Japan cautioned its citizens visiting South Korea about potential "safety risks" on Wednesday, as South Koreans are expected to mount protests in several cities over historical conflicts between the two neighbors.
South Korea commemorated the International Memorial Day for Comfort Women amid rising tensions over trade and historical issues between Seoul and Tokyo, while Thursday marks the country's national day of liberation from Japanese colonial rule from 1910-45.
Japan's Foreign Ministry issued an advisory on its website for Japanese residents in South Korea and visitors, reminding them to be careful and avoid areas where anti-Japanese protests and gatherings are expected to happen.
"Since July there have been large-scale Japan-related protests in Seoul, Busan and other places in South Korea.... A man burned a car outside the building of the Japanese Embassy and several students were taken into custody by police as they protested around the Consulate General of Japan in Busan," it said.
The advisory said since Japan-related protests and gatherings are expected to be held in various cities in South Korea on Wednesday and Thursday, "please pay attention to the latest information and act carefully, such as staying away from places where protests are being held. When you go out, please pay attention to the surroundings when visiting Japan-related facilities".
Around 300 people, including elderly women who were sexually enslaved by imperial Japanese army, participated in Wednesday's event in Seoul, Yonhap News Agency reported, but South Korean President Moon Jae-in did not appear, as he did last year when the memorial day was marked for the first time.
Instead, Moon focused on raising global awareness of the comfort women issue and did not criticize Japan in a message posted on Facebook.
"Wednesday's ceremony was made possible because former comfort women were not afraid to speak publicly about the hardships they faced," Moon said, adding that he will share the issue with the international community and spread it as a message for peace and women's rights.
Jin Sun-mee, South Korea's minister of gender equality and family, said Seoul will take the lead in expanding the comfort women issue into a women's rights movement and vowed to restore the women's dignity and honor.

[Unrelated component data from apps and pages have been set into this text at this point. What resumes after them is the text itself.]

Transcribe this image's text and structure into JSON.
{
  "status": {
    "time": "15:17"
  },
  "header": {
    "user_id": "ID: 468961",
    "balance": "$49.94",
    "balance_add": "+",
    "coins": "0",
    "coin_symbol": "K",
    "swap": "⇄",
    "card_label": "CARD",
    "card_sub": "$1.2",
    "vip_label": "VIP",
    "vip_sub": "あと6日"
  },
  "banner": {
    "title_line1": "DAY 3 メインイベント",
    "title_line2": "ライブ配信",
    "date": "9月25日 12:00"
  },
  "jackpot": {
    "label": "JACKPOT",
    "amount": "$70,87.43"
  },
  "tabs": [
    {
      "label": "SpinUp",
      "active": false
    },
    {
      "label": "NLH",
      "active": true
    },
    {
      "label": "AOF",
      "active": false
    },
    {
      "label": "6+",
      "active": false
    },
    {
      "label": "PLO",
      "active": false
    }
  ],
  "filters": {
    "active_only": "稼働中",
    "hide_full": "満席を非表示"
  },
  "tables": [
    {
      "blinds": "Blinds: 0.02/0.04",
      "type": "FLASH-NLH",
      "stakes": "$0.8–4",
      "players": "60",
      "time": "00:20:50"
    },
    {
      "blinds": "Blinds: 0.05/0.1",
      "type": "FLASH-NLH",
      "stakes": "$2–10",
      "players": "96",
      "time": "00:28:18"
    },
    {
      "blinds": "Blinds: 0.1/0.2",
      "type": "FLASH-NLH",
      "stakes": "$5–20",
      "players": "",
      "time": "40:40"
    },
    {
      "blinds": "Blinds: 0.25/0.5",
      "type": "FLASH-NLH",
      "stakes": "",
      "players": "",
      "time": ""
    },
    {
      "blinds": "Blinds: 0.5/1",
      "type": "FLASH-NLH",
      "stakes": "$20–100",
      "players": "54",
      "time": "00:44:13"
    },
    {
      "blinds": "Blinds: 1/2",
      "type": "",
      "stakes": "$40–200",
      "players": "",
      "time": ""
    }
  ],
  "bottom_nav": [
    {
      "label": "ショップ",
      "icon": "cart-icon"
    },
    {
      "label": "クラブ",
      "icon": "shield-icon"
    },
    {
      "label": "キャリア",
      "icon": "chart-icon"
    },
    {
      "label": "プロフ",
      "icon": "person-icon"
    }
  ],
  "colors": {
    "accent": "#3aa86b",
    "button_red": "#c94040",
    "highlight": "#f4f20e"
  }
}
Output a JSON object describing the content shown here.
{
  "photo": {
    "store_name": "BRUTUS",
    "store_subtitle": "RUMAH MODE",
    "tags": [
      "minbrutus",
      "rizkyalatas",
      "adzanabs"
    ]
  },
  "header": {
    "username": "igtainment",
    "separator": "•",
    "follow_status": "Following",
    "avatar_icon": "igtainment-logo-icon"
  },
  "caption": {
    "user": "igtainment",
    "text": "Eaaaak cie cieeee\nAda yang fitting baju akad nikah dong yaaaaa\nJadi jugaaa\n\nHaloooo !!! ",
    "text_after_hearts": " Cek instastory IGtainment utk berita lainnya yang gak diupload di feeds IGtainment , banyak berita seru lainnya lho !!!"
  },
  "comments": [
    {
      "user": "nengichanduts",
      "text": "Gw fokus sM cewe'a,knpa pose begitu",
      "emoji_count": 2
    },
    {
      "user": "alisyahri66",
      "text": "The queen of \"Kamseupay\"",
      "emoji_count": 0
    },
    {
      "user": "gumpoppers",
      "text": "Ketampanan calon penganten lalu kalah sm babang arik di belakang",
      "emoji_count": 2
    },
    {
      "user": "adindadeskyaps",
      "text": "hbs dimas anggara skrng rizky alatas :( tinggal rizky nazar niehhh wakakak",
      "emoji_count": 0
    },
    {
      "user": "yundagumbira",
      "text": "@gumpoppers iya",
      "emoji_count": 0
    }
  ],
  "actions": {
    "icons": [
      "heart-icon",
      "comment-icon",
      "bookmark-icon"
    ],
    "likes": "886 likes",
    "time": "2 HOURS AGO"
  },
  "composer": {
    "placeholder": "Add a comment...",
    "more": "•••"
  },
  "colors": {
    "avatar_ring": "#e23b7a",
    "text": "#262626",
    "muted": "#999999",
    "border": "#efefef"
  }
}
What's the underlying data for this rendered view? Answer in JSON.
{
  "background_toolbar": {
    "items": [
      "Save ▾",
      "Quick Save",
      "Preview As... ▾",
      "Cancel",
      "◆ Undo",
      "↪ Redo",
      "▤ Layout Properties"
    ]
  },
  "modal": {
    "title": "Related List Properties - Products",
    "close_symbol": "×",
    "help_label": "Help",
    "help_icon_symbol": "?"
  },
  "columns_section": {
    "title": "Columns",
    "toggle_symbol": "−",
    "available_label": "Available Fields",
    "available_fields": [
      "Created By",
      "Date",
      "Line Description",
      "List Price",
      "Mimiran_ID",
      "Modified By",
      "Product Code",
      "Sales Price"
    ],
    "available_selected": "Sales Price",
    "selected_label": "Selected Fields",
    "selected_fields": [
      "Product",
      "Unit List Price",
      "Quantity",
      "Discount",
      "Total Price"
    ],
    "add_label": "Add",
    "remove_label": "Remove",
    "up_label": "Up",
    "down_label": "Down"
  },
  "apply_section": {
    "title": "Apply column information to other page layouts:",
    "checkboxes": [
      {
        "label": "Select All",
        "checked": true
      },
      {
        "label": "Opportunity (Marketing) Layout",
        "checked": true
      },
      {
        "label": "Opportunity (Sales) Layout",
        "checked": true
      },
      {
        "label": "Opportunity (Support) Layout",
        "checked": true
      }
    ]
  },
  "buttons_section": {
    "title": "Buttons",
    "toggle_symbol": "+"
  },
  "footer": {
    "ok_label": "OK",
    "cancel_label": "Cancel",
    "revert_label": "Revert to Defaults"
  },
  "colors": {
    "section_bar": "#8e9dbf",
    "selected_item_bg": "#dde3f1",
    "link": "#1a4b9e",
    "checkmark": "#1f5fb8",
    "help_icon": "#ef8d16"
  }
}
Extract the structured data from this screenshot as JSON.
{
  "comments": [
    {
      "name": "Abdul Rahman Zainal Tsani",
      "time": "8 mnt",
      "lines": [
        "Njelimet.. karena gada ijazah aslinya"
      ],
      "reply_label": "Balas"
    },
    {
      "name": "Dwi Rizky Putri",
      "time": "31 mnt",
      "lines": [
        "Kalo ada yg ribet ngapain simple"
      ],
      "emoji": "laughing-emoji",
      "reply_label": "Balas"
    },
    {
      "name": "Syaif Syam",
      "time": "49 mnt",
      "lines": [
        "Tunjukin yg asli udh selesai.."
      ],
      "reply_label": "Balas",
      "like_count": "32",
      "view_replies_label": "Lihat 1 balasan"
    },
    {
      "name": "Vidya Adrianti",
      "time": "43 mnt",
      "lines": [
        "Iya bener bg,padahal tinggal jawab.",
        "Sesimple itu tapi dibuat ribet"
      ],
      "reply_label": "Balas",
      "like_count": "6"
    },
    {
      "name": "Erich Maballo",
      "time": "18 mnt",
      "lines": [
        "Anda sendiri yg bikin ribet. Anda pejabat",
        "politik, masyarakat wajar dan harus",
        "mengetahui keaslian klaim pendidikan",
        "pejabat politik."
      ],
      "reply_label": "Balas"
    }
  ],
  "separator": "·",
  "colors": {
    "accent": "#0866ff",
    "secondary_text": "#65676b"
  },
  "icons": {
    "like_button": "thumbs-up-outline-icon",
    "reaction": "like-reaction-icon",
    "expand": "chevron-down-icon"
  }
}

"We will establish the comfort women issue as one of women's human rights and educate a new generation so that it will be remembered as a historical lesson," Jin said.
Thursday marks the 74th anniversary of Korean Independence Day which is celebrated across the Korean Peninsula.
Meanwhile, the international community and media are watching Japan closely as Emperor Naruhito will give his first war-related speech since he ascended to the throne in May.